An apostrophe can be used to replace a letter (or letters). For example:|
Apostrophes Replace Missing LettersAn apostrophe can be used to show that a letter (or letters) is missing from a word.
Using an apostrophe to replace a missing letter is not common in formal writing, where you'd expect all words to be written in full. (Using an apostrophe to replace a letter is extremely common, but it is generally reserved for informal writing. It is used to reflect how people speak.)
(In this example, the apostrophe replaces the letter i, and the two words are joined to make one. The new word is called contraction.)
In this example, the apostrophe replaces the letter o, and the two words are joined to make a contraction.)
Apostrophe error found in a Christmas cracker
Only Use Apostrophes to Replace Letters in Standard ContractionsWhen an apostrophe replaces a letter, a new word is formed (most often, but not always, using the remaining letters of the original words). The new word is called a contraction.
You cannot invent your own contractions. Here is a list of common contractions in English:
DO NOT CONFUSE YOU'RE AND YOUR
You're is short for you are. For example:
DO NOT CONFUSE IT'S AND ITS
It's is short for it has or it is. (There are no other uses.) For example:
DO NOT WRITE SHOULD OF
Should've sounds like should of, but it is short for should have. (This is the same for could've and would've.)
As an expansion of can't, cannot is one word.
NO APOSTROPHE IN OURS
Words like ours, theirs, yours, and hers do not have apostrophes in them.
DON'T INVENT CONTRACTIONS
Words with apostrophes that replace letters are known as contractions. You should only use recognized ones:
In business writing, it is unusual to use contractions because they can make your writing look too informal.

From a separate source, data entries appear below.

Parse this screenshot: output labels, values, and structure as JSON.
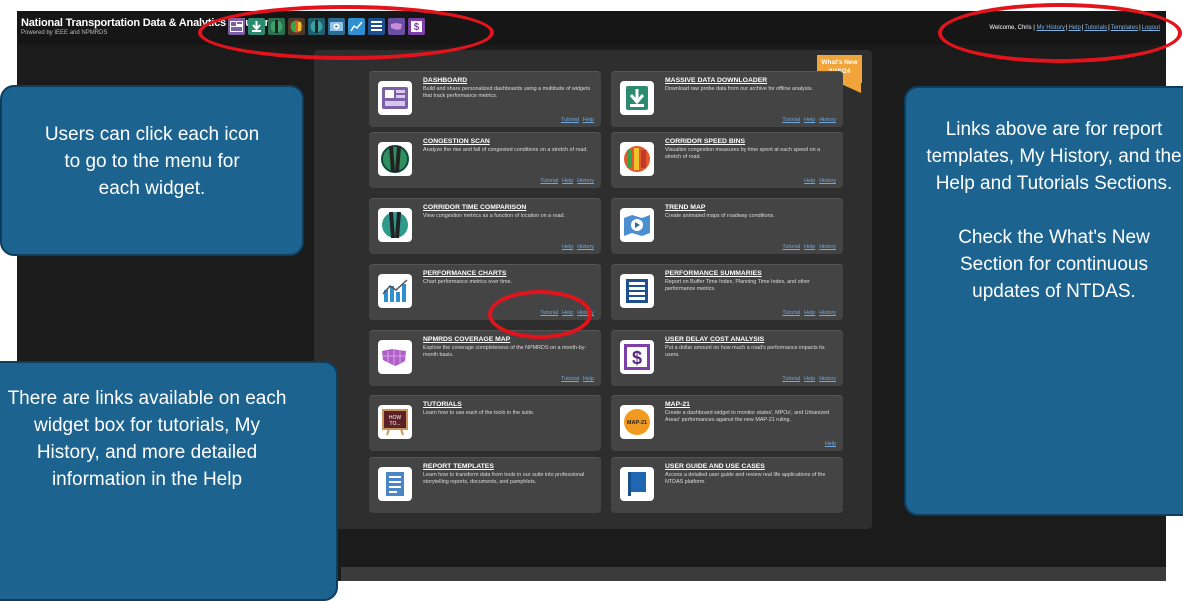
{
  "header": {
    "title": "National Transportation Data & Analytics Solution",
    "subtitle": "Powered by IEEE and NPMRDS",
    "welcome": "Welcome, Chris |",
    "links": [
      "My History",
      "Help",
      "Tutorials",
      "Templates",
      "Logout"
    ]
  },
  "toolbar_icons": [
    "dashboard-icon",
    "downloader-icon",
    "congestion-scan-icon",
    "speed-bins-icon",
    "time-comparison-icon",
    "trend-map-icon",
    "performance-charts-icon",
    "performance-summaries-icon",
    "coverage-map-icon",
    "user-delay-cost-icon"
  ],
  "whats_new": {
    "label": "What's New",
    "date": "3/15/24"
  },
  "cards": [
    {
      "title": "DASHBOARD",
      "desc": "Build and share personalized dashboards using a multitude of widgets that track performance metrics.",
      "links": [
        "Tutorial",
        "Help"
      ],
      "icon": "dashboard-icon"
    },
    {
      "title": "MASSIVE DATA DOWNLOADER",
      "desc": "Download raw probe data from our archive for offline analysis.",
      "links": [
        "Tutorial",
        "Help",
        "History"
      ],
      "icon": "download-icon"
    },
    {
      "title": "CONGESTION SCAN",
      "desc": "Analyze the rise and fall of congested conditions on a stretch of road.",
      "links": [
        "Tutorial",
        "Help",
        "History"
      ],
      "icon": "road-globe-icon"
    },
    {
      "title": "CORRIDOR SPEED BINS",
      "desc": "Visualize congestion measures by time spent at each speed on a stretch of road.",
      "links": [
        "Help",
        "History"
      ],
      "icon": "speed-bins-icon"
    },
    {
      "title": "CORRIDOR TIME COMPARISON",
      "desc": "View congestion metrics as a function of location on a road.",
      "links": [
        "Help",
        "History"
      ],
      "icon": "corridor-globe-icon"
    },
    {
      "title": "TREND MAP",
      "desc": "Create animated maps of roadway conditions.",
      "links": [
        "Tutorial",
        "Help",
        "History"
      ],
      "icon": "map-play-icon"
    },
    {
      "title": "PERFORMANCE CHARTS",
      "desc": "Chart performance metrics over time.",
      "links": [
        "Tutorial",
        "Help",
        "History"
      ],
      "icon": "bar-chart-icon"
    },
    {
      "title": "PERFORMANCE SUMMARIES",
      "desc": "Report on Buffer Time Index, Planning Time Index, and other performance metrics.",
      "links": [
        "Tutorial",
        "Help",
        "History"
      ],
      "icon": "table-icon"
    },
    {
      "title": "NPMRDS COVERAGE MAP",
      "desc": "Explore the coverage completeness of the NPMRDS on a month-by-month basis.",
      "links": [
        "Tutorial",
        "Help"
      ],
      "icon": "us-map-icon"
    },
    {
      "title": "USER DELAY COST ANALYSIS",
      "desc": "Put a dollar amount on how much a road's performance impacts its users.",
      "links": [
        "Tutorial",
        "Help",
        "History"
      ],
      "icon": "dollar-icon"
    },
    {
      "title": "TUTORIALS",
      "desc": "Learn how to use each of the tools in the suite.",
      "links": [],
      "icon": "chalkboard-icon"
    },
    {
      "title": "MAP-21",
      "desc": "Create a dashboard widget to monitor states', MPOs', and Urbanized Areas' performances against the new MAP-21 ruling.",
      "links": [
        "Help"
      ],
      "icon": "map21-icon"
    },
    {
      "title": "REPORT TEMPLATES",
      "desc": "Learn how to transform data from tools in our suite into professional storytelling reports, documents, and pamphlets.",
      "links": [],
      "icon": "document-icon"
    },
    {
      "title": "USER GUIDE AND USE CASES",
      "desc": "Access a detailed user guide and review real life applications of the NTDAS platform.",
      "links": [],
      "icon": "book-icon"
    }
  ],
  "callouts": {
    "icons": "Users can click each icon to go to the menu for each widget.",
    "links": "There are links available on each widget box for tutorials, My History, and more detailed information in the Help",
    "header_links": "Links above are for report templates, My History, and the Help and Tutorials Sections.",
    "whats_new": "Check the What's New Section for continuous updates of NTDAS."
  },
  "colors": {
    "accent": "#e3131b",
    "callout": "#1c6390",
    "link": "#6ea8df",
    "ribbon": "#f0a43a"
  }
}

It is a good practice to play it safe and write all words in their full forms.